While many tipped Brazil to outshine England in Wellington, Fidler had confidence in her players and says that they fully deserved their 3-0 victory.
"The girls did really well," Fidler admitted. "Their preparation and their professionalism has impressed me, coming here two weeks before we played our first game helped us to acclimatise and to build the team.
"The Brazilians arrived a little later and there was a lot of hype around them about how well they could play. The mentality that we instilled in the players saw us through, and that was right through the squad of players, the staff and everyone involved. The players really wanted it and they deserved every bit of it.
"I hope that people will start to take more notice of us, but I think there are still people who seem to be surprised by how well we did and perhaps think that it was a freak result. But anyone who watched the game will have seen that we deserved to win it."
With Nigeria the next opponents for England, Fidler knows that it doesn't get any easier and that her players will have to show the same desire to win that was such a feature of their play in their opening game.
"Nigeria and Korea will present very different challenges and I'm sure that Nigeria will be keen to book their place in the quarter-finals when they face us on Sunday, but I'd like to think that if we get the ball down and play to our strengths we can do well.
"It will be really tough for us but we will be thorough in our preparation once again and look to cancel out the physical strengths of Nigeria and do the best we can."
With their first game in the competition out of the way Fidler believes that the nerves associated with the first steps onto the world stage will have subsided to an extent as they ready themselves for round two.
"The lack of familiarity was a telling factor in terms of the nerves of the players; they have been business-like in their approach with a relaxed and focused attitude and we're certainly not taking anything for granted.
"Going out in front of 10,000 fans and the TV cameras, the FIFA protocol for a World Cup game; it was a big experience for the girls and the first 20 minutes was understandably nerve-wracking for them. But they found their feet in the game and started to make their mark."
With the local support growing in number Fidler has also been pleased with the backing that her team has had so far from home.
"Everywhere we go everyone wants to see England play, but before our first game the majority of interest was in Brazil.

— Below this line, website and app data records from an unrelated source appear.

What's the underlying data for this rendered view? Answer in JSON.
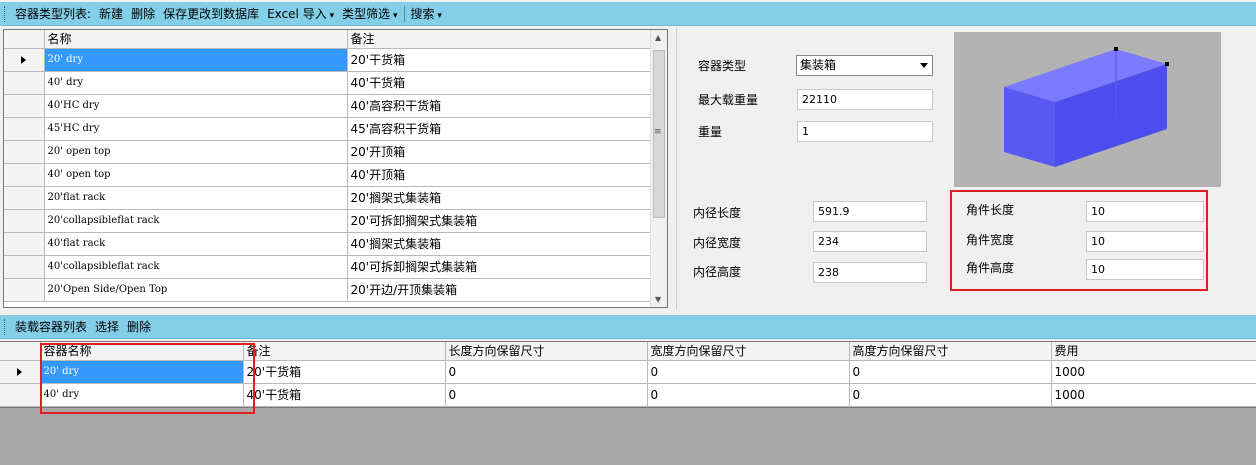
{
  "toolbar_top": {
    "title": "容器类型列表:",
    "items": [
      "新建",
      "删除",
      "保存更改到数据库",
      "Excel 导入",
      "类型筛选",
      "搜索"
    ]
  },
  "type_grid": {
    "columns": [
      "名称",
      "备注"
    ],
    "rows": [
      {
        "name": "20' dry",
        "note": "20'干货箱"
      },
      {
        "name": "40'  dry",
        "note": "40'干货箱"
      },
      {
        "name": "40'HC dry",
        "note": "40'高容积干货箱"
      },
      {
        "name": "45'HC dry",
        "note": "45'高容积干货箱"
      },
      {
        "name": "20'  open top",
        "note": "20'开顶箱"
      },
      {
        "name": "40'  open top",
        "note": "40'开顶箱"
      },
      {
        "name": "20'flat rack",
        "note": "20'搁架式集装箱"
      },
      {
        "name": "20'collapsibleflat rack",
        "note": "20'可拆卸搁架式集装箱"
      },
      {
        "name": "40'flat rack",
        "note": "40'搁架式集装箱"
      },
      {
        "name": "40'collapsibleflat rack",
        "note": "40'可拆卸搁架式集装箱"
      },
      {
        "name": "20'Open Side/Open Top",
        "note": "20'开边/开顶集装箱"
      }
    ]
  },
  "detail": {
    "container_type_label": "容器类型",
    "container_type_value": "集装箱",
    "max_load_label": "最大载重量",
    "max_load_value": "22110",
    "weight_label": "重量",
    "weight_value": "1",
    "inner_length_label": "内径长度",
    "inner_length_value": "591.9",
    "inner_width_label": "内径宽度",
    "inner_width_value": "234",
    "inner_height_label": "内径高度",
    "inner_height_value": "238",
    "corner_length_label": "角件长度",
    "corner_length_value": "10",
    "corner_width_label": "角件宽度",
    "corner_width_value": "10",
    "corner_height_label": "角件高度",
    "corner_height_value": "10"
  },
  "colors": {
    "box_front": "#5b5bf5",
    "box_side": "#4a4ae8",
    "box_top": "#7b7bff",
    "highlight": "#e02020"
  },
  "toolbar_bottom": {
    "title": "装载容器列表",
    "items": [
      "选择",
      "删除"
    ]
  },
  "load_grid": {
    "columns": [
      "容器名称",
      "备注",
      "长度方向保留尺寸",
      "宽度方向保留尺寸",
      "高度方向保留尺寸",
      "费用"
    ],
    "rows": [
      {
        "name": "20' dry",
        "note": "20'干货箱",
        "len": "0",
        "wid": "0",
        "hei": "0",
        "cost": "1000"
      },
      {
        "name": "40'  dry",
        "note": "40'干货箱",
        "len": "0",
        "wid": "0",
        "hei": "0",
        "cost": "1000"
      }
    ]
  }
}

That seems to have changed a little since then and we're getting more support as we train and around the hotel, it's fantastic that people recognise us and appreciate what we are here to do and we have been made to feel very welcome.
"We went into the game wanting to put on a show for them in Wellington, the home of football in New Zealand, and we did that."